Legal limitations figure into Willmar decision to drop all street overlays this year
WILLMAR — Legal limitations figured into the Willmar City Council’s decision this week to eliminate overlay work on five city streets.
During an improvement hearing two months ago, the council ordered plans and specifications and requested construction bids for the five overlays.
The council ordered four of the overlays — Seventh Street Southeast, 10th Street Southwest, 23rd Street Southwest and 25th Street Southeast — to be bid as one project.
On the fifth street, the council ordered the overlay on Ninth Street Southwest to be bid as an alternate, meaning the council could decide later whether or not to proceed with the work.
Ninth Street Southwest was bid as an alternate after residents said during the April 7 improvement hearing that the street’s condition did not warrant an overlay.
Ninth Street Southwest residents repeated their request at the June 16 assessment hearing when the council approved assessments to help pay for street work. Ninth Street residents were joined by 10th Street Southwest residents who also believed the condition of their street did not warrant an overlay.
While some council members were sympathetic to dropping Ninth and 10th Streets, City Attorney Robert Scott offered guidance.
He said the council could eliminate Ninth Street Southwest because it was bid as an alternate.
However, Scott said the council could not drop 10th Street Southwest by itself because it was bid as part of a package that included the other three streets.
The way the specifications were drafted for this project, Scott said, the council did not itemize 10th Street Southwest separately in the bids and is unable to administer a fair bidding process.
“You couldn’t assume that the low bidder on the project would have been the low bidder if 10th Street weren’t included,’’ Scott said. “There does not seem to be a way based on the bidding documents to just pull 10th Street. You’d have to rebid the overlay projects.’’
City Public Works Director Sean Christensen said there was not time to go through the bidding process again.
Councilman Ron Christianson requested clarification. Since Ninth Street was bid separately, he asked, pulling it would not affect the other overlays. Scott said Christianson was correct.
Since 10th Street was bid with the others, Christianson asked, the council would have to rebid the overlays if 10th Street were pulled. Scott again said Christianson was correct.
What followed was a series of motions that eventually led to the council dropping all overlays.
Councilman Rick Fagerlie offered a motion to adopt the assessment roll but pull Ninth Street Southwest because citizens had requested that action at the improvement hearing and the others did not.
The motion was defeated with Fagerlie, Steve Ahmann and Audrey Nelsen in favor, and Christianson, Denis Anderson, Tim Johnson, Jim Dokken and Bruce DeBlieck opposed.
Anderson offered a motion to adopt the assessment roll as presented, including all the overlays. But the motion died for lack of a second.

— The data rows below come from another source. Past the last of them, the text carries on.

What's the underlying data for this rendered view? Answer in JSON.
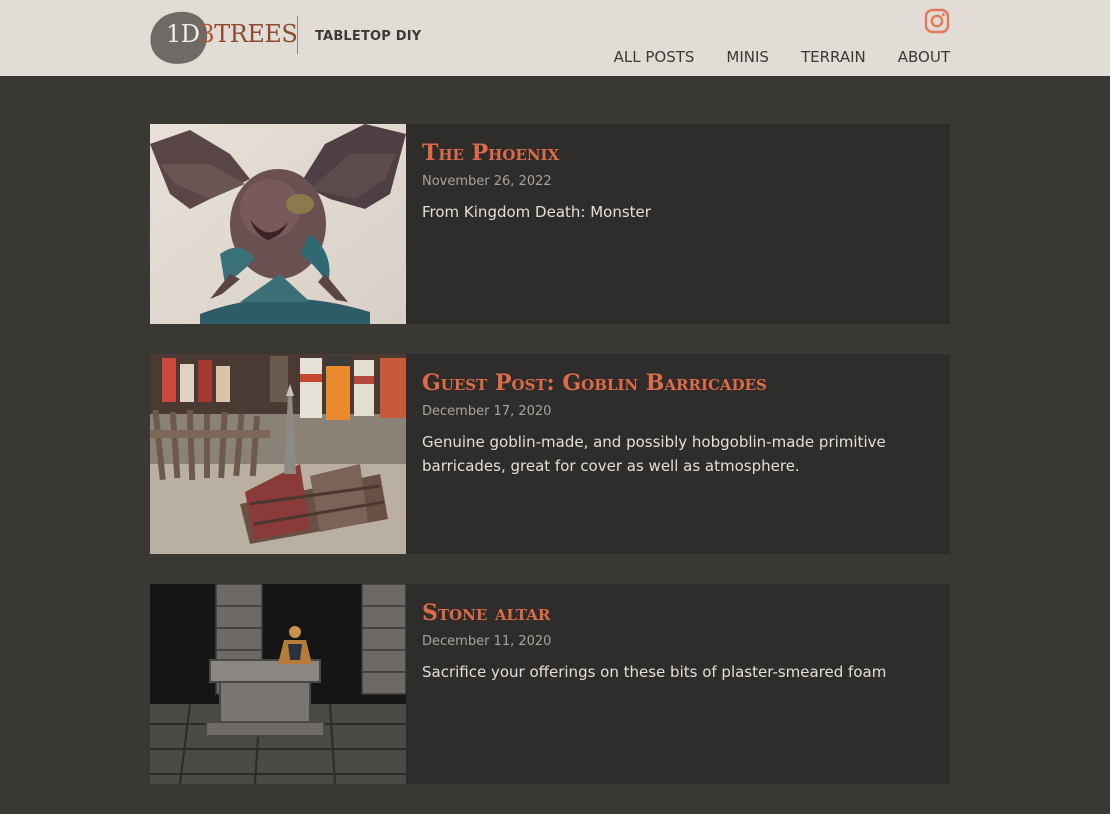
{
  "brand": {
    "logo_part1": "1D",
    "logo_part2": "3",
    "logo_part3": "TREES",
    "tagline": "TABLETOP DIY"
  },
  "nav": {
    "items": [
      "ALL POSTS",
      "MINIS",
      "TERRAIN",
      "ABOUT"
    ]
  },
  "social": {
    "icon": "instagram-icon",
    "color": "#e07a5a"
  },
  "colors": {
    "header_bg": "#e2dcd6",
    "page_bg": "#3a3835",
    "card_bg": "#2f2d2b",
    "title_accent": "#de6a48"
  },
  "posts": [
    {
      "title": "The Phoenix",
      "date": "November 26, 2022",
      "excerpt": "From Kingdom Death: Monster"
    },
    {
      "title": "Guest Post: Goblin Barricades",
      "date": "December 17, 2020",
      "excerpt": "Genuine goblin-made, and possibly hobgoblin-made primitive barricades, great for cover as well as atmosphere."
    },
    {
      "title": "Stone altar",
      "date": "December 11, 2020",
      "excerpt": "Sacrifice your offerings on these bits of plaster-smeared foam"
    }
  ]
}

Fagerlie then offered a motion to forget about the overlays and adopt the assessment roll for the reconstruction and new construction projects.
The motion was approved 5-3 with Fagerlie, Christianson, Ahmann, Johnson and Dokken in favor and Nelsen, DeBlieck and Anderson opposed.